Everyone may have obsessions and compulsions from time to time; things like keeping a clean kitchen or checking your door is locked when leaving the house are healthy behaviors. However, the National Institute of Mental Health describes that people with OCD:

  • Cannot control their behaviors or thoughts, even when they know that they are unusual
  • Spend at least an hour per day on the thoughts or behaviors
  • Do not find pleasure in the behaviors
  • Experience significant problems due to the thoughts or the behaviors

How is OCD related to substance abuse?

When patients try and use substances to feel normal or calm their obsessions, it is only a quick fix to a much larger problem. This can lead to a substance abuse disorder. By avoiding or trying to control OCD symptoms through substance abuse, it makes OCD harder to manage. Both OCD and substance abuse have similar symptoms: unwanted and uncontrollable repetitive behaviors that negatively affect everyday life.

Signs someone is may have OCD and substance addiction include:

  • Extreme mood swings
  • Inability to function on a day-to-day basis depending upon the nature of their OCD behaviors and/or the severity of their addiction
  • Lying about their use of drugs or alcohol
  • Ignoring health problems caused by their OCD behaviors, their substance use disorder, or the combination of the two issues
  • Feeling unsafe or uncomfortable if unable to indulge in their OCD behaviors and/or drink or get high
  • Experiencing altered sleep patterns, eating patterns, or behavior patterns depending upon their drug of choice

Treatment for OCD and Addiction

Evidence-based treatment programs will treat disorders at the same time.
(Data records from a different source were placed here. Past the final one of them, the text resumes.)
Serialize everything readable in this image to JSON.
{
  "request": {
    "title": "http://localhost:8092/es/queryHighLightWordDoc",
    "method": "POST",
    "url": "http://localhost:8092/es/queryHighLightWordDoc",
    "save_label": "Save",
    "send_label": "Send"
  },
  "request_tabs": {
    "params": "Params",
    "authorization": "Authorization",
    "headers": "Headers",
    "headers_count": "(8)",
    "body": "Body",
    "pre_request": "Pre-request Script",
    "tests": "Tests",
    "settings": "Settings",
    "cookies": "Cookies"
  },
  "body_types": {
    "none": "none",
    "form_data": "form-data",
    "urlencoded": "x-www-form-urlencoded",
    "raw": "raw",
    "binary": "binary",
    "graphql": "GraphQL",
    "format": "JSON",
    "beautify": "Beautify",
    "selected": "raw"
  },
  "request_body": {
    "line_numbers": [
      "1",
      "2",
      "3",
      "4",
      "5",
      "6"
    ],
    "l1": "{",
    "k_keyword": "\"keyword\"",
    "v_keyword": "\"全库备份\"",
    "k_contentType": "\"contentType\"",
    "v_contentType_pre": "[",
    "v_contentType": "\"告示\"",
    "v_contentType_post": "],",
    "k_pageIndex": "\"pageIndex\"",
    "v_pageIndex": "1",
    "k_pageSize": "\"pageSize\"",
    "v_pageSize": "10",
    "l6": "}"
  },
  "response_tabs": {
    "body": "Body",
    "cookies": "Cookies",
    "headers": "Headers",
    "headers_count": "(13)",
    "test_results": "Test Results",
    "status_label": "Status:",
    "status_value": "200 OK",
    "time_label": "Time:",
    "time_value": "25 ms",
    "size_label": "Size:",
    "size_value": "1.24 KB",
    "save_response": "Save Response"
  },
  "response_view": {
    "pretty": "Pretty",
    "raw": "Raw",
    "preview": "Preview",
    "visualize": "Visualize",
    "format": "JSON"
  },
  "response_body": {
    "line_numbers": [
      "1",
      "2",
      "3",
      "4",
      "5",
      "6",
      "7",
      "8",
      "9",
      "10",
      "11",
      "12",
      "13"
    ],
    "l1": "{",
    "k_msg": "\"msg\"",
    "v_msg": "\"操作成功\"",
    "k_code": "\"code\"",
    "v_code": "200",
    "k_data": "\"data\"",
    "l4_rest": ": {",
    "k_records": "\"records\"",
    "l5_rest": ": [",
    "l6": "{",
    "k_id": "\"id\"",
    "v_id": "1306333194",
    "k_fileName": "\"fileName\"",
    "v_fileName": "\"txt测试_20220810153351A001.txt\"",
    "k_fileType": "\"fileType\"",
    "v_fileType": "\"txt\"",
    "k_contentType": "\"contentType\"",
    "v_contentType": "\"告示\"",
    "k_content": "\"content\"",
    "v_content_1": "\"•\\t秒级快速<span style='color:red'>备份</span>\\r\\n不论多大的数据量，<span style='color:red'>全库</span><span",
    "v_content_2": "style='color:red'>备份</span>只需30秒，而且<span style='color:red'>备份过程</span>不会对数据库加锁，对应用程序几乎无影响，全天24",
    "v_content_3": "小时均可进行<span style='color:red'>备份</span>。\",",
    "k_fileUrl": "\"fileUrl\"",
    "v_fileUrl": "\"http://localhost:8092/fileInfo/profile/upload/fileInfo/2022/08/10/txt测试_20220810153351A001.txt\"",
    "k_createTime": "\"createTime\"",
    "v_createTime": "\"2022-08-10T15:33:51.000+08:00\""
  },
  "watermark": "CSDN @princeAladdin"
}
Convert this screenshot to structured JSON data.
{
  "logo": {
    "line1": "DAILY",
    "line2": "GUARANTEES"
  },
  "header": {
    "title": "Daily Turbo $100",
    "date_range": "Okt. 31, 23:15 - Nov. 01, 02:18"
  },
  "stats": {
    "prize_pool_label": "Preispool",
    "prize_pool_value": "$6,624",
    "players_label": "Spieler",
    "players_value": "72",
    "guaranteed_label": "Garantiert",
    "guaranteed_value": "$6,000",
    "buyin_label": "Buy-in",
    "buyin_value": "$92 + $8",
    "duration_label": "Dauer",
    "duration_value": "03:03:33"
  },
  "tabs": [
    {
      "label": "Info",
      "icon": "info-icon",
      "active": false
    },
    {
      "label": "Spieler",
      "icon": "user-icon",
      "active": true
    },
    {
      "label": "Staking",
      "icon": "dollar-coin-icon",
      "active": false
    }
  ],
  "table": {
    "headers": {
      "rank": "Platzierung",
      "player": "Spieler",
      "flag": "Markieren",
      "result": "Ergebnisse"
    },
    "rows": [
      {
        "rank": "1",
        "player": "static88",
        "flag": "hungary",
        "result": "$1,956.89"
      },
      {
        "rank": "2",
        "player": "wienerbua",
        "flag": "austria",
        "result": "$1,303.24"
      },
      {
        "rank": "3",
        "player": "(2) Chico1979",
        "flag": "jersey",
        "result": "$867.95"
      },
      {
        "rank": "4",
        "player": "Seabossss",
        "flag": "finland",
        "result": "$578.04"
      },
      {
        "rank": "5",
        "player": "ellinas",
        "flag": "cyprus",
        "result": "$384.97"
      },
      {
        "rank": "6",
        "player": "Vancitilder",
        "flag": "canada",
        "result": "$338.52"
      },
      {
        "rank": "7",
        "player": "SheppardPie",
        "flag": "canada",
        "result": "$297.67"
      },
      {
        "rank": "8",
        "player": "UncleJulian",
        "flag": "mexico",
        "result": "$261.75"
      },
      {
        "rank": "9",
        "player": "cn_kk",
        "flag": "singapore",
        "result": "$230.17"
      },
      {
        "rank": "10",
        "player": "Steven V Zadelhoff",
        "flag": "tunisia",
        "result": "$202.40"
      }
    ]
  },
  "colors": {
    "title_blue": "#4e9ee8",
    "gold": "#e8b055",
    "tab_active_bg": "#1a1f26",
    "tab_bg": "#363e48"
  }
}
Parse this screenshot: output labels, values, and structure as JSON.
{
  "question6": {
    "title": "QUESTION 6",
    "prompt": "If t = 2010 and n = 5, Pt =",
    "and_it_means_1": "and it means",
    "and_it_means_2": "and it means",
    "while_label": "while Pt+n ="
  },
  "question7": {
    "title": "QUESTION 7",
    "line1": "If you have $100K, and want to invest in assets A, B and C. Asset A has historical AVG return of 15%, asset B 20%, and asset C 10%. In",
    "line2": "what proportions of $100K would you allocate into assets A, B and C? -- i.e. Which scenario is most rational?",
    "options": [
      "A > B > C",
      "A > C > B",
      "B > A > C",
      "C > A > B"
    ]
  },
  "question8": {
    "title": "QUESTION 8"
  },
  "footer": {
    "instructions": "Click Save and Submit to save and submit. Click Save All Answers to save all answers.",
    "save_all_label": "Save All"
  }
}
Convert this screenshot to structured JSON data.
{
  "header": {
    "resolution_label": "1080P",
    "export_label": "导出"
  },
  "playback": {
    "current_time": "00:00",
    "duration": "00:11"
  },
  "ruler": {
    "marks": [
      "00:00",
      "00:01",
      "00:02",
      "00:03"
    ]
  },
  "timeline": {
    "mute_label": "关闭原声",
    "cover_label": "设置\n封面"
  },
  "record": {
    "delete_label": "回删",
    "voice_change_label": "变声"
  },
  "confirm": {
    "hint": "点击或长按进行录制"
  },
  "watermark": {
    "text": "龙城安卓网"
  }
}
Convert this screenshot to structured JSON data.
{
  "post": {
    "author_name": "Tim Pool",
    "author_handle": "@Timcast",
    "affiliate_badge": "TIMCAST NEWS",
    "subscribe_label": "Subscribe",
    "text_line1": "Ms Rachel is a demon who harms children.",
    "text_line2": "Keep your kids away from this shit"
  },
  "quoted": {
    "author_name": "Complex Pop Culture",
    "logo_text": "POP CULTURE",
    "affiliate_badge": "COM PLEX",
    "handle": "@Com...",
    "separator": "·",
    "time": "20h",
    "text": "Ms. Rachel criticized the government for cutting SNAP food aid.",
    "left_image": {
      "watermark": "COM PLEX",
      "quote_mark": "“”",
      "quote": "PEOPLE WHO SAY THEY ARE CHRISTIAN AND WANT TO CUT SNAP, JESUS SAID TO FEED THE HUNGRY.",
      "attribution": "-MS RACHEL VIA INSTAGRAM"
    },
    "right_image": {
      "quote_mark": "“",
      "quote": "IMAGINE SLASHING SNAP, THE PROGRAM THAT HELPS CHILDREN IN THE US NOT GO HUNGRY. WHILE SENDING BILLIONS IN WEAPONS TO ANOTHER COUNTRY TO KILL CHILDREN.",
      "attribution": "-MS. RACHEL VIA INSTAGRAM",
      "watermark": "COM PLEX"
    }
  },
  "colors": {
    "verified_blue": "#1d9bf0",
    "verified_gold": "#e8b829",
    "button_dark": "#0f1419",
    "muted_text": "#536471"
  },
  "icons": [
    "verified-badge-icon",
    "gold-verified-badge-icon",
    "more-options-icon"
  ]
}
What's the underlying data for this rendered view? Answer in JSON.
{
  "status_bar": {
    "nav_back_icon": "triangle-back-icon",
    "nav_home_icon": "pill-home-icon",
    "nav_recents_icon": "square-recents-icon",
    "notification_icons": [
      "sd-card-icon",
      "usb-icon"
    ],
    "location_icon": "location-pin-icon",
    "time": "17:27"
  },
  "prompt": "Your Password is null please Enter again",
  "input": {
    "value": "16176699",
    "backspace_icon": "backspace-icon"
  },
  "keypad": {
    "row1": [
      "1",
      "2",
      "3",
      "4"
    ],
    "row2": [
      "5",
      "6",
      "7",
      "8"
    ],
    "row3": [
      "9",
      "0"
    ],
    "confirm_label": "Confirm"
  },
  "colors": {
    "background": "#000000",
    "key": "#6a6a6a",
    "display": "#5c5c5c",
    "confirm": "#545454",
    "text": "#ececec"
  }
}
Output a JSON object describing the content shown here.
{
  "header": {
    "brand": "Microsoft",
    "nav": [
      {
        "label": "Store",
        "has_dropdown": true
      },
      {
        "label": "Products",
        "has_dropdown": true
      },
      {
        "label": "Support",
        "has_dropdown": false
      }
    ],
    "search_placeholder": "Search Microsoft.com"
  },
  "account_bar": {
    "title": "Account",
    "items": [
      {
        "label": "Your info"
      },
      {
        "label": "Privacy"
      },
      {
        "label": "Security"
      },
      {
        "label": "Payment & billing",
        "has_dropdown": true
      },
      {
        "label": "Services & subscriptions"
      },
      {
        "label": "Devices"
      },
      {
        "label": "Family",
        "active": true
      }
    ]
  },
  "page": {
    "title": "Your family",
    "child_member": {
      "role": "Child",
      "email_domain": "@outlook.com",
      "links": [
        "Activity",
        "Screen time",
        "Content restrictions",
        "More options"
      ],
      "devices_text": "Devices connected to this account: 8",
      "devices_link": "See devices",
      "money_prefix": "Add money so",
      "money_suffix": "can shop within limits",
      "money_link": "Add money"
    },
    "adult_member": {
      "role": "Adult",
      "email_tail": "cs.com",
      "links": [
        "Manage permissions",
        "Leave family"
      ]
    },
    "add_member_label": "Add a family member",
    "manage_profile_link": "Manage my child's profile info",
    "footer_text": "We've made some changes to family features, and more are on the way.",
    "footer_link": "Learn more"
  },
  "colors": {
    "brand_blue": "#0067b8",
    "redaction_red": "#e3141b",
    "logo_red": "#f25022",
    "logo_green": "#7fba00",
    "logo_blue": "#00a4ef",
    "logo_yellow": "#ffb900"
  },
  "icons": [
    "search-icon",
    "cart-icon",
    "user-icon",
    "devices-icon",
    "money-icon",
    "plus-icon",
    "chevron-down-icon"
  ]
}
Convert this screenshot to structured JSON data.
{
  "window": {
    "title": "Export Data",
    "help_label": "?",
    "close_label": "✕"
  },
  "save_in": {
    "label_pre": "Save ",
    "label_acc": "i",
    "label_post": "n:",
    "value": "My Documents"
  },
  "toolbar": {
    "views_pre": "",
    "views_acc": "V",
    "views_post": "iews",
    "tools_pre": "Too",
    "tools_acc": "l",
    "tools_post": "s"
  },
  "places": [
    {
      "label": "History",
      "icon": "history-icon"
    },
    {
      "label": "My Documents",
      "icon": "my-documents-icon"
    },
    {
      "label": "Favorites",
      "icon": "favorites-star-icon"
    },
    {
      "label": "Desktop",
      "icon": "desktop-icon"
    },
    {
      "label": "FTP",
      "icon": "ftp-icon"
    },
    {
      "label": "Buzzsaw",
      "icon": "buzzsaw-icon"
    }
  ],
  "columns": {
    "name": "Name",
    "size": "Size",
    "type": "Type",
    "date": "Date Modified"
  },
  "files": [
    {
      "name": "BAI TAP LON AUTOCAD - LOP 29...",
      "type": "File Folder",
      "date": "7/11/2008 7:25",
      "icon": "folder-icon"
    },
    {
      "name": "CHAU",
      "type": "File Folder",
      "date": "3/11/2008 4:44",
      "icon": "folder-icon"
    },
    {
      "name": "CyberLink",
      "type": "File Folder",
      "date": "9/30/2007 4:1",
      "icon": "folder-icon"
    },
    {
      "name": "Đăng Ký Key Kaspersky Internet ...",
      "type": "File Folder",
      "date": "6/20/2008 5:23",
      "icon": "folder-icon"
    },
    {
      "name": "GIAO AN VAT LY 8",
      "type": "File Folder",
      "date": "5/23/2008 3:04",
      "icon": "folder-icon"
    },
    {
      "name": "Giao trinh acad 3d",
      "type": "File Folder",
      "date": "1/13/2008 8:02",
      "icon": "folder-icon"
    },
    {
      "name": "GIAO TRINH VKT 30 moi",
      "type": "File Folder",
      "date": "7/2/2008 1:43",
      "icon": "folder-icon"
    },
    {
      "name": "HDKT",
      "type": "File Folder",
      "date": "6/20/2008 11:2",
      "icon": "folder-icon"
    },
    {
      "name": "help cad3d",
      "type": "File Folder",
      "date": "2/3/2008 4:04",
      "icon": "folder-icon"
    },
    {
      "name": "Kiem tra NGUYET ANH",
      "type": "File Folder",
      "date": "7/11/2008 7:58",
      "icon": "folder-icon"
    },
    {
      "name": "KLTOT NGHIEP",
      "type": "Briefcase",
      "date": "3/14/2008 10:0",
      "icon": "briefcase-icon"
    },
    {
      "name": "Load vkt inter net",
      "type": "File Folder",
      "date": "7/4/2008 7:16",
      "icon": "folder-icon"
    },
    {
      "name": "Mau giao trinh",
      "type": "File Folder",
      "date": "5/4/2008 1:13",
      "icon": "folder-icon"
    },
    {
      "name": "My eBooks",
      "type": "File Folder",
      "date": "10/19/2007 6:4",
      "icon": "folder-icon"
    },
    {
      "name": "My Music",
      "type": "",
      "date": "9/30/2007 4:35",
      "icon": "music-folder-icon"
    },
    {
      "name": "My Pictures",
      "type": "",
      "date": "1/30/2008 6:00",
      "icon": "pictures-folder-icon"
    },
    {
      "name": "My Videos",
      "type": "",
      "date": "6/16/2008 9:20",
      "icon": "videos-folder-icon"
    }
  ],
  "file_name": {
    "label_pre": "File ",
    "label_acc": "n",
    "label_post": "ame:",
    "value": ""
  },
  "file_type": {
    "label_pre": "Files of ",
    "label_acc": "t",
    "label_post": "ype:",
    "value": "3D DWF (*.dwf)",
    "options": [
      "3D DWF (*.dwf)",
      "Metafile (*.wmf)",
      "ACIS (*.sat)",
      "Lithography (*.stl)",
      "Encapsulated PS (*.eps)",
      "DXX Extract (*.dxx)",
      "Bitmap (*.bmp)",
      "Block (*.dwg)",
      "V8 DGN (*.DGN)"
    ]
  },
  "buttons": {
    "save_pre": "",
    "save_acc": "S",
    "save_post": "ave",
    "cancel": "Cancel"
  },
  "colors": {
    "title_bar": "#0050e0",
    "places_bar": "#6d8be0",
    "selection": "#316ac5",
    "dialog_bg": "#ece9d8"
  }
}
Often, when one condition remains untreated, the treated condition will come back until both disorders can be addressed.

To treat OCD and substance use disorder, a dual diagnosis rehab that will treat both disorders at the same time is highly effective. A dual diagnosis rehab often includes an intake evaluation, medically assisted detox, therapy, group counseling, and 12-step programs. Holistic wellness programs will also ensure both disorders are treated and to set a person on their way to recovery from both illnesses.

Are you or a loved one struggling with OCD and substance abuse? You are not alone. We are here for you, and we are here to help.